Do You Misuse These Words?

commonly misused words on resumes This article will point out these commonly misused words and also the differences between them, in both their usage and their definitions. If you don't know what a word means, you can't expect to use it correctly. When writing a resume, it is most important to double-check all aspects of your writing. That includes the accuracy of the facts you write, your usage of grammar, and how you spell your words. A spell checker can tell you if a word has the correct spelling. However, if you use the wrong form of a word, but that word has the correct spelling, the checker may not detect the error. Enter this article; once you know how to navigate your way through these mistakes, it will reduce your tendency to overlook them. The last thing an applicant wants to do is to submit a resume that has mistakes on it. Now, on to homonyms.

Keep an Eye Out for These Words
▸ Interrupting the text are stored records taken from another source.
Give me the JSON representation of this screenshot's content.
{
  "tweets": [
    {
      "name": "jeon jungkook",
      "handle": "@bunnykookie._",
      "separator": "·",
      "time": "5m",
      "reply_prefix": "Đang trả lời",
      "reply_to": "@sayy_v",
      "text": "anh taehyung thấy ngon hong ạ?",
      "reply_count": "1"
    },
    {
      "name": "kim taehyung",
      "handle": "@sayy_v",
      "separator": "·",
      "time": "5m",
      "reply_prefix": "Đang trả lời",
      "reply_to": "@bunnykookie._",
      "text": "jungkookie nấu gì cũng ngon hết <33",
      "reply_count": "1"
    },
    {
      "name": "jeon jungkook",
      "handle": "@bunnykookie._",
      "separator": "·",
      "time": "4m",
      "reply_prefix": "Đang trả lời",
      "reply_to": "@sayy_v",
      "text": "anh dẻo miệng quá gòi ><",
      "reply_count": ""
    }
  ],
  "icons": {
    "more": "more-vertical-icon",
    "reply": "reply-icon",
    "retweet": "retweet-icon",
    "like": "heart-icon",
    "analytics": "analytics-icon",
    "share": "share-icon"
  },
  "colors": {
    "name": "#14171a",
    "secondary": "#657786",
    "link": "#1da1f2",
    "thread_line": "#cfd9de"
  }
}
Homonyms are words that sound the same but have different meanings. There are homophones, which are homonyms that also have different spellings to break it down even further. Then, we have homographs, which are also homonyms, which have the same spelling but have different meanings. That is how it is possible to use a correctly spelled word, but not the right form of the word. Below you will find 12 examples of common homonyms that are a great source of confusion for writers.
  1. There, Their and They're
    There refers to a location, "Go over there."
    Their is the possessive form of they, "This is their cover letter."
    They're is the contraction of they are, "They're arriving later."
  2. To, Too and Two
    To is a location, "Go to the store."
    Too means also, "She wants to go too."
    Two is a number, "Two cars are in the parking lot."
  3. It's and Its
    It's is the contraction of it is, "It's a nice day today."
    Its is the possessive form of it, "Its paint is peeling off."
  4. Your and You're
    Your indicates possession, " Where is your car?"
    You're is a contraction of you are, "You're going to the party."
  5. Then and Than
    Then tells what time something occurs, "I will pack the car, then I will go to the beach."
    Than introduces a comparison or exception, "I like candy better than cake."
  6. Accept and Except
    Accept means to receive, "I will accept the job."
    Except means to exclude something, "It is a nice day except for the rain."
  7. Threw and Through
    Threw is the past tense of throw, "He threw the ball."
    Through is a path of travel, moving into one side and exiting from the other side, "Drive through the tunnel."
  8. Hear and Here
    Hear is the act of listening, "Did you hear what I said?"
    Here is a location, "The book is over here."
  9. Are and Our
    Are means to be, "Are you all right?"
    Our means to belong to us, "Our house is white."
  10. Affect and Effect
    Affect means to influence, "A dirty air filter in a car can negatively affect gas mileage."
    Effect is a change resulting from an action, "The effect of replacing a dirty air filter is better gas mileage."
  11. Which and Witch
    Which is used to choose from a group of choices, "Which color should I paint the room?"
    Witch is generally thought of as a person who casts spells, "The witch flew away on her broom."
  12. Know and No
    Know refers to possessing information in one's mind, "I know how to get to the market."
    No is a negative response to a question, "No, I don't want to wash the dishes."
As you can see from these examples, it can be very easy to mix up these words when using them on your resume and cover letter. It is critical that you do your best to verify that you are writing the words that convey what you actually mean. This article can be a step in the right direction. It is always helpful to have someone other than yourself proofread your writing. Apply these same grammar rules to your cover letter and any other job-related letters as well. Moreover, don't forget about the spelling! It's great to use the correct words so don't fall short by misspelling them. And finally, if you are interested in more grammar rules we have a page about that too.